you're going to use GRUB as a bootloader, because GRUB knows about
partitions and filesystems but GRUB isn't capable of loading a kernel
off a logical volume.

Now, why would you use logical volumes? Well, as I mentioned higher up,
partition sizes are static, and you may want to adjust the size on the
fly depending on your needs. Logical volume management is far more
flexible than fixed-size partitions, eventhough you can of course grow
traditional partitions and filesystems if enough free diskspace is
available, and eventhough even logical volumes have their limitations.

Yet there is a lot more you can do with LVM than with fixed partitions,
and in addition to that, you are not limited to the maximum amount of
regular partitions per disk that the kernel allows - i.e. 15 partitions
per disk with SAS/SCSI/SATA/USB and the newer /libata/ approach to
IDE/PATA disks (i.e. the */dev/sd[az]* device nodes) or 63 partitions
per disk with the older legacy IDE/PATA driver code (i.e. the
*/dev/hd[az]* device nodes).

Considering the dynamic nature of the data you will be storing on that
disk, I definitely recommend using LVM. Create two volumes of about
equal size, or differing size if more appropriate to your present
situation. Make them large enough to hold the data you currently have,
but leave enough extra space available on the disk - or on the
partition, should you choose to create one - to grow either logical
volume when expansion is needed. The extra free space can always be
alotted to either of the two volumes without having to reformat
anything or fiddle with partition tables, simply by using the LVM

Hope this was helpful. Wink
2009-10-13 21:20 GMT   |   #5
To jon_solberg:
I would recommend *physical* locations instead. Psychic locations might
prove interesting but may be a little harder to implement. :pp

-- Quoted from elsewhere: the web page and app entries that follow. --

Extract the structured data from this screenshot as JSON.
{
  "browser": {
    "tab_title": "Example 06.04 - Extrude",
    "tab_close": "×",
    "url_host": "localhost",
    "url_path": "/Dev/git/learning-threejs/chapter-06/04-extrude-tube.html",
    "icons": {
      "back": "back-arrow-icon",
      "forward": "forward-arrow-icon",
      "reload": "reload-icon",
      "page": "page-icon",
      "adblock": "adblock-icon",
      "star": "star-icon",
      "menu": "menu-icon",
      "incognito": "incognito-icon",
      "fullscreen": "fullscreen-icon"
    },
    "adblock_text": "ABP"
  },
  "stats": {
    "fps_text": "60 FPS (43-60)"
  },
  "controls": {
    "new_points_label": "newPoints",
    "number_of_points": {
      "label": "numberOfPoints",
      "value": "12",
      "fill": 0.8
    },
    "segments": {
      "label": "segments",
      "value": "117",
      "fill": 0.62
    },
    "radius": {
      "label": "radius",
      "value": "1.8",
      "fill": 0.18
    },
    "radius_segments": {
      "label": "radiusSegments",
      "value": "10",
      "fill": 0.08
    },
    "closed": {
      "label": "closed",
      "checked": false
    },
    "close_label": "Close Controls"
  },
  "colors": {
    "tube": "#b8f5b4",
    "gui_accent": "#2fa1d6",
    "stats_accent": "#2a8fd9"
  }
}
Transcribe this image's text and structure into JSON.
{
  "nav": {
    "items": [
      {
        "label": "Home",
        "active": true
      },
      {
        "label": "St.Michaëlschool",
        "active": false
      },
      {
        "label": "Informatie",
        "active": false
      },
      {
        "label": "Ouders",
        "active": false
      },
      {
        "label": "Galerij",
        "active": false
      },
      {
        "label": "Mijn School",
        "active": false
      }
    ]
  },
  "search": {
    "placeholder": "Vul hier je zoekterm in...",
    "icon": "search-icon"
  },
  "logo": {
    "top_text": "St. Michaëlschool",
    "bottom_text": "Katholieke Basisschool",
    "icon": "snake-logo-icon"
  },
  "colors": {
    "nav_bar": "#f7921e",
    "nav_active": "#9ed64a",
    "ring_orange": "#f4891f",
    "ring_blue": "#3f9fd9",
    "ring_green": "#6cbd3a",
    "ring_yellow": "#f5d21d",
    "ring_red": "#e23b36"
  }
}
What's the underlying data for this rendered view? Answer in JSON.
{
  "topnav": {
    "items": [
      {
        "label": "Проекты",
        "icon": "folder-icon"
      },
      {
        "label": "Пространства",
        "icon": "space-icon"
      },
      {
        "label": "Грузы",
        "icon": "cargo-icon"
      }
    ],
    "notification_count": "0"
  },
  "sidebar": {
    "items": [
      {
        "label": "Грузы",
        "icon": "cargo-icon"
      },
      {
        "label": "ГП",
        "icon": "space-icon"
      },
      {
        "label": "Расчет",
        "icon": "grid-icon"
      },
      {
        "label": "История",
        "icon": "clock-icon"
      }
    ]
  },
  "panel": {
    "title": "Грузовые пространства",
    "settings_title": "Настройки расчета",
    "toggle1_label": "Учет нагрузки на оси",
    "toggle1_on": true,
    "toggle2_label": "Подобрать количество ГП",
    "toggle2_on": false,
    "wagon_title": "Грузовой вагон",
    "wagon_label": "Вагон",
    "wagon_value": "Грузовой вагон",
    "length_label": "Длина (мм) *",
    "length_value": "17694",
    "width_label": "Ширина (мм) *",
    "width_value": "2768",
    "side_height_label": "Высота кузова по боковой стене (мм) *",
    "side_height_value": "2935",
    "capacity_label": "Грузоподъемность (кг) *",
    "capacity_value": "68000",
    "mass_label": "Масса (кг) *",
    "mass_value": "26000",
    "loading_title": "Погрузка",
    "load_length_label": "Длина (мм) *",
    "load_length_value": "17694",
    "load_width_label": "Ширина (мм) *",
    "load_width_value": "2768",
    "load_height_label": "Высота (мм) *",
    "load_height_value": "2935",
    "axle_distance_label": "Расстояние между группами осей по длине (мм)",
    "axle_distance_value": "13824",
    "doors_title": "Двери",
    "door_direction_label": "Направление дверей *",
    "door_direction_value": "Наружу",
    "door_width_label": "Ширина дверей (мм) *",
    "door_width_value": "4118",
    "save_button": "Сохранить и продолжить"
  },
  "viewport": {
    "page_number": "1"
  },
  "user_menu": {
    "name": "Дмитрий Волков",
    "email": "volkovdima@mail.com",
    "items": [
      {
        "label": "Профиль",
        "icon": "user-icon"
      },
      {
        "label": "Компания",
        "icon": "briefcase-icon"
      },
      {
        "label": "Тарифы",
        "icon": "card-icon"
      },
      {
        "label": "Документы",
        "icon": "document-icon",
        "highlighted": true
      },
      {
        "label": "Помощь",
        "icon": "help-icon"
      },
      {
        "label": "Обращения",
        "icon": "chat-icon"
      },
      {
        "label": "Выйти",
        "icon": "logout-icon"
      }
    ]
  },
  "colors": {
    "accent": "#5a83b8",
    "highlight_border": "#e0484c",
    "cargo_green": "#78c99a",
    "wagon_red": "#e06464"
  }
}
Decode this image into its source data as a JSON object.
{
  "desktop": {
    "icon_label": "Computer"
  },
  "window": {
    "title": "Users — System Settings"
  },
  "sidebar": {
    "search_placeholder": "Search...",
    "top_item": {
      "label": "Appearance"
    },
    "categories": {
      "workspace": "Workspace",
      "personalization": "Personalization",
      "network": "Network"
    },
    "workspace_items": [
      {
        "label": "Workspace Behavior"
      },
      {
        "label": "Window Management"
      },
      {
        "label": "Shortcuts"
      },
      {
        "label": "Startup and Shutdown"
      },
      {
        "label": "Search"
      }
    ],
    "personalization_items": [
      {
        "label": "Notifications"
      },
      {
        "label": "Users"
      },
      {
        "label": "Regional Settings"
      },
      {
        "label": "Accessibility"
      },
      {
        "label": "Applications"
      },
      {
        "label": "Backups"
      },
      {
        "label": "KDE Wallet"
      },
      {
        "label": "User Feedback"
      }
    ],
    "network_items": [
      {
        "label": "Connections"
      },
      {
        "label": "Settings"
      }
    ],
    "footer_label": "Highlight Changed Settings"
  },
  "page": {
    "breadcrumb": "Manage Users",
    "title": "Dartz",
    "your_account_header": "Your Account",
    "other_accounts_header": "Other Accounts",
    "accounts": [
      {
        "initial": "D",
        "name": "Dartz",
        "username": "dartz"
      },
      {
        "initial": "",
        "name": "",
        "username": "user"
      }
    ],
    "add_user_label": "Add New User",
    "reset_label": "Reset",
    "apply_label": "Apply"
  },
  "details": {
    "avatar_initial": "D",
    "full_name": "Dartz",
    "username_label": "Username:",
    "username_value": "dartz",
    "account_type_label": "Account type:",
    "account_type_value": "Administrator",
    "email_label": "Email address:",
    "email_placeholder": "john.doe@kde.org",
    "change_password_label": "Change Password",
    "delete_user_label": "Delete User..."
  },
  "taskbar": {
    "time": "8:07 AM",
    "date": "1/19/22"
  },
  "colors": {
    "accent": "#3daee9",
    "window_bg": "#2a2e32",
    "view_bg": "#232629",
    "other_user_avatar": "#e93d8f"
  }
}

(Just kidding, of course - I know that it was a typo and that English is
not your main language. Wink)
2009-10-14 03:20 GMT   |   #6
Oops. I blame it all to aspell. Wink